Virtual visitation isn’t a term that a lot of parents tend to stumble over when they’re reading about custody and visitation — but that may change as judges keep looking for new ways to give parents an equal share of parenting time while disrupting the lives of the kids as little as possible.
Virtual visitation is exactly what it sounds like — the parent and child aren’t in the same room together, but they use some form of technology to interact. This can take place in any number of ways:
- Skype or other face-to-face video conferencing
- Email exchanges
- Private messaging on Facebook or Messenger
- Messaging on gamer forums like Steam
- Text messaging on phones
- Phone calls
While virtual visitation generally gets brought up when one parent wants to leave the area where the other parent is living, it’s likely that virtual visitation is going to start to become a much more commonly applied tool.
While Michigan isn’t among the states with laws already pertaining to virtual visitation, don’t be surprised if a judge suggests it — or even puts it into an order. When appealed, the higher courts tend to favor virtual visitation as well.

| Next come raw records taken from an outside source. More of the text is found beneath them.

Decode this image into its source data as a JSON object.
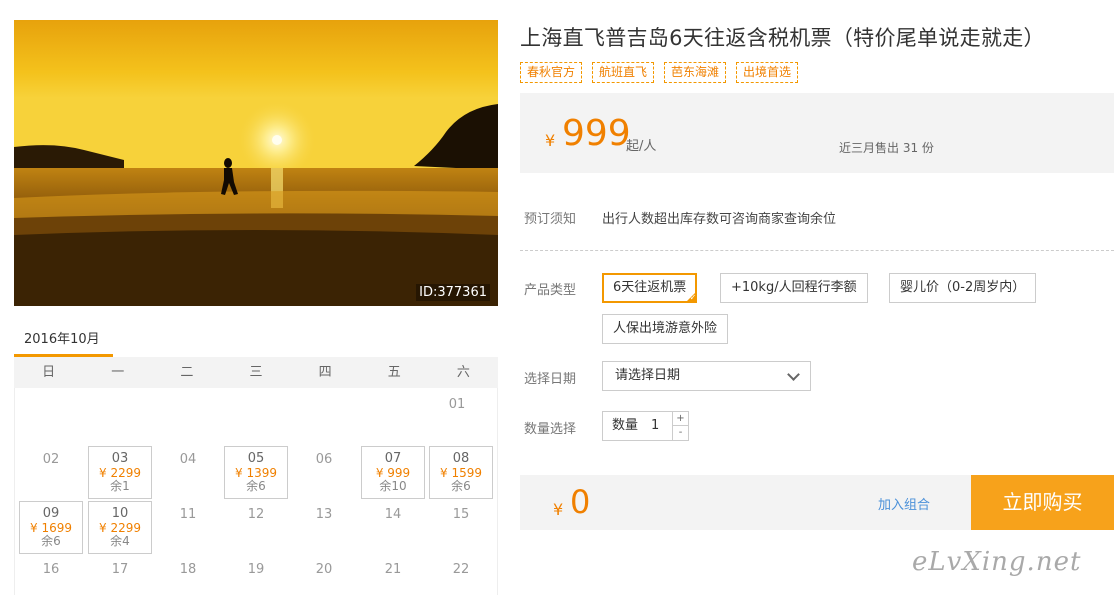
{
  "photo": {
    "id_label": "ID:377361"
  },
  "calendar": {
    "month_tab": "2016年10月",
    "weekdays": [
      "日",
      "一",
      "二",
      "三",
      "四",
      "五",
      "六"
    ],
    "days": [
      {
        "day": "01"
      },
      {
        "day": "02"
      },
      {
        "day": "03",
        "price": "¥ 2299",
        "remain": "余1"
      },
      {
        "day": "04"
      },
      {
        "day": "05",
        "price": "¥ 1399",
        "remain": "余6"
      },
      {
        "day": "06"
      },
      {
        "day": "07",
        "price": "¥ 999",
        "remain": "余10"
      },
      {
        "day": "08",
        "price": "¥ 1599",
        "remain": "余6"
      },
      {
        "day": "09",
        "price": "¥ 1699",
        "remain": "余6"
      },
      {
        "day": "10",
        "price": "¥ 2299",
        "remain": "余4"
      },
      {
        "day": "11"
      },
      {
        "day": "12"
      },
      {
        "day": "13"
      },
      {
        "day": "14"
      },
      {
        "day": "15"
      },
      {
        "day": "16"
      },
      {
        "day": "17"
      },
      {
        "day": "18"
      },
      {
        "day": "19"
      },
      {
        "day": "20"
      },
      {
        "day": "21"
      },
      {
        "day": "22"
      }
    ]
  },
  "product": {
    "title": "上海直飞普吉岛6天往返含税机票（特价尾单说走就走）",
    "tags": [
      "春秋官方",
      "航班直飞",
      "芭东海滩",
      "出境首选"
    ]
  },
  "price": {
    "currency": "¥",
    "amount": "999",
    "unit": "起/人",
    "sold_text": "近三月售出 31 份"
  },
  "notice": {
    "label": "预订须知",
    "text": "出行人数超出库存数可咨询商家查询余位"
  },
  "options": {
    "label": "产品类型",
    "items": [
      "6天往返机票",
      "+10kg/人回程行李额",
      "婴儿价（0-2周岁内）",
      "人保出境游意外险"
    ],
    "selected_index": 0
  },
  "date": {
    "label": "选择日期",
    "placeholder": "请选择日期"
  },
  "quantity": {
    "label": "数量选择",
    "prefix": "数量",
    "value": "1",
    "plus": "+",
    "minus": "-"
  },
  "checkout": {
    "currency": "¥",
    "total": "0",
    "combo_link": "加入组合",
    "buy_label": "立即购买"
  },
  "watermark": "eLvXing.net",
  "colors": {
    "accent": "#f39800",
    "price": "#f08000",
    "link": "#4a90d9"
  }
}
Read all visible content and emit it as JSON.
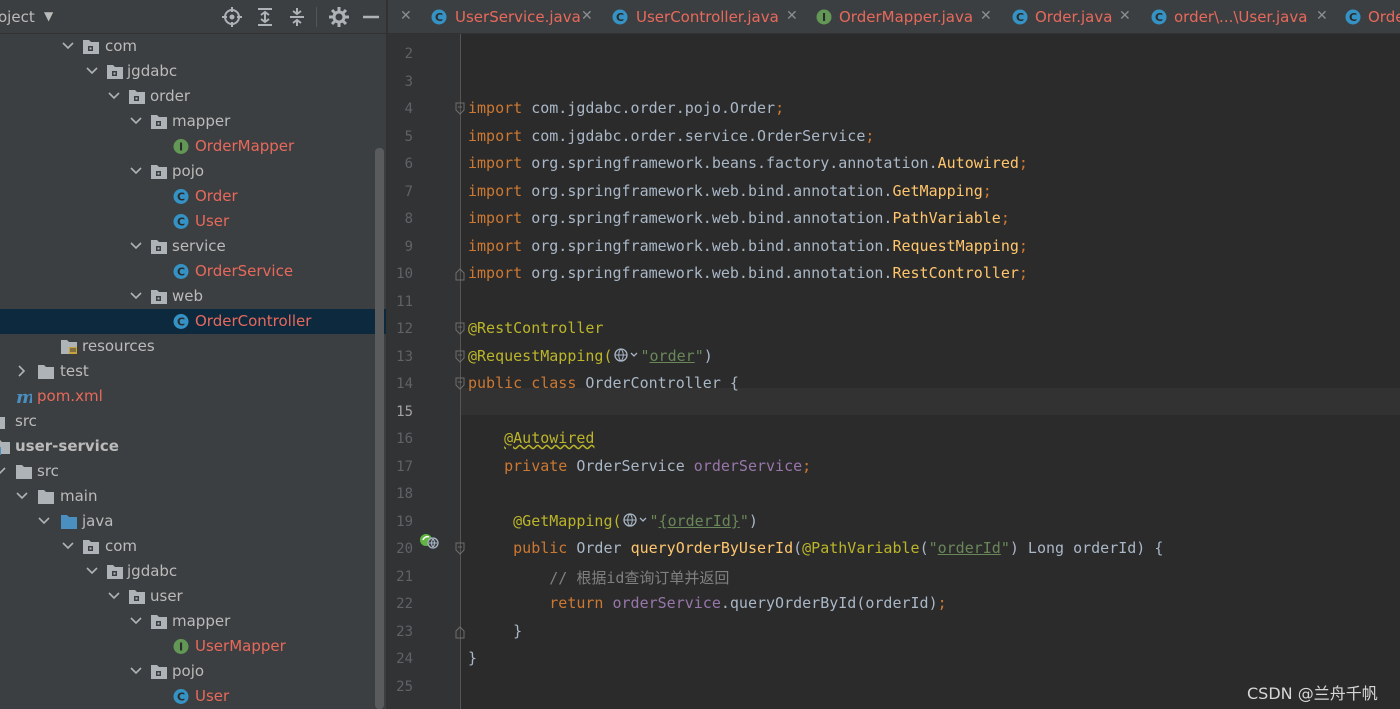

However, there’s a catch to virtual visitation: making it work. In order for this type of interaction between the parent and child to be productive and really count as any sort of quality time, the parent with physical custody during the virtual visitation needs to observe some rules of etiquette that don’t normally apply when your child is chatting on the phone or in a private message with someone online:
- Schedule the contact if needed and be on time. Some parents are comfortable with just an open-ended invitation to make contact while others operate on a tight schedule so they need their child to be around when it is time to Skype. If you’re the parent with physical custody, make sure that the child is ready to Skype and not in the middle of bath time when it is supposed to happen.
- Be respectful of the other parent’s virtual visit and don’t hover. You wouldn’t hover over every word during a regular visit, so don’t eavesdrop on virtual visitation or lean over your child’s shoulder to see what they’re chatting about in private messages with their mom or dad.
An attorney can provide more information about child custody and virtual visits.
Source: FindLaw, “Virtual Visitation,” accessed Sep. 14, 2017